Here’s how it works in a murmuration/shoal/swarm: each creature is turned into its neighbors, the creatures fright around it in the formation. This might be the birds on either side, or the six fish in each direction. There is a right relationship, a right distance between them – too close and they rash, too far away and they can’t feel the micro-adaptations of the other bodies. Each creature is shifting direction speed, and proximity based on the information of the other creatures’ bodies. There is a deep trust in this: to lift because the birds around you are lifting, to live based on your collective real-time adaptations. In this way thousands of birds or fish or bees can move together, each empowered with basic rules and a vision to live. Imagine our movements cultivating this type of trust and depth with each other, having strategic flocking in our playbooks.
Is there a log in your eye? More than one, two or three? Can you take them out? What will that now open space help you see that God is opening up in front of and around you?
We have started a podcast for our journey this summer. The first session is already up on the podcast and the next session will start next week. We are giving folks some time to find the new podcast first. You can access Connecting Our Conversations at psne.buzzsprout.com, and subscribe to it from there. In the meantime, this week for listening, we recommend a conversation between writers Brené Brown and Austin Channing Brown on I’m Still Here: Black Dignity in a World Made for Whiteness which can be found at this link: https://brenebrown.com/podcast/brene-with-austin-channing-brown-on-im-still-here-black-dignity-in-a-world-made-for-whiteness/

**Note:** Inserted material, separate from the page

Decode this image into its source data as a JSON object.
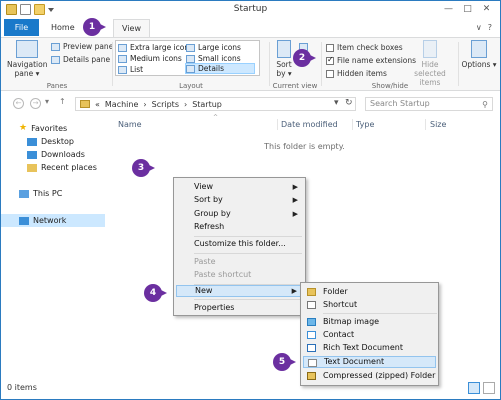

In the chapter for this week, Dolly Chugh offers the opportunity to take a look at privilege and how it shows up in your life. She suggests a tool that is not all that new, but might be new to you. It is from Peggy McIntosh, and her article, “White Privilege: Unpacking the Invisible Backpack.” Her 50 questions are worth examining and are the challenge for your journaling and reflection that I set before you this week. Additionally, I challenge you to share what you learned with at least one other person, to have a brave and vulnerable conversation about what you are doing this summer, and what you are learning and what it means for you as a person of faith. I’d love to hear how that goes for you this week.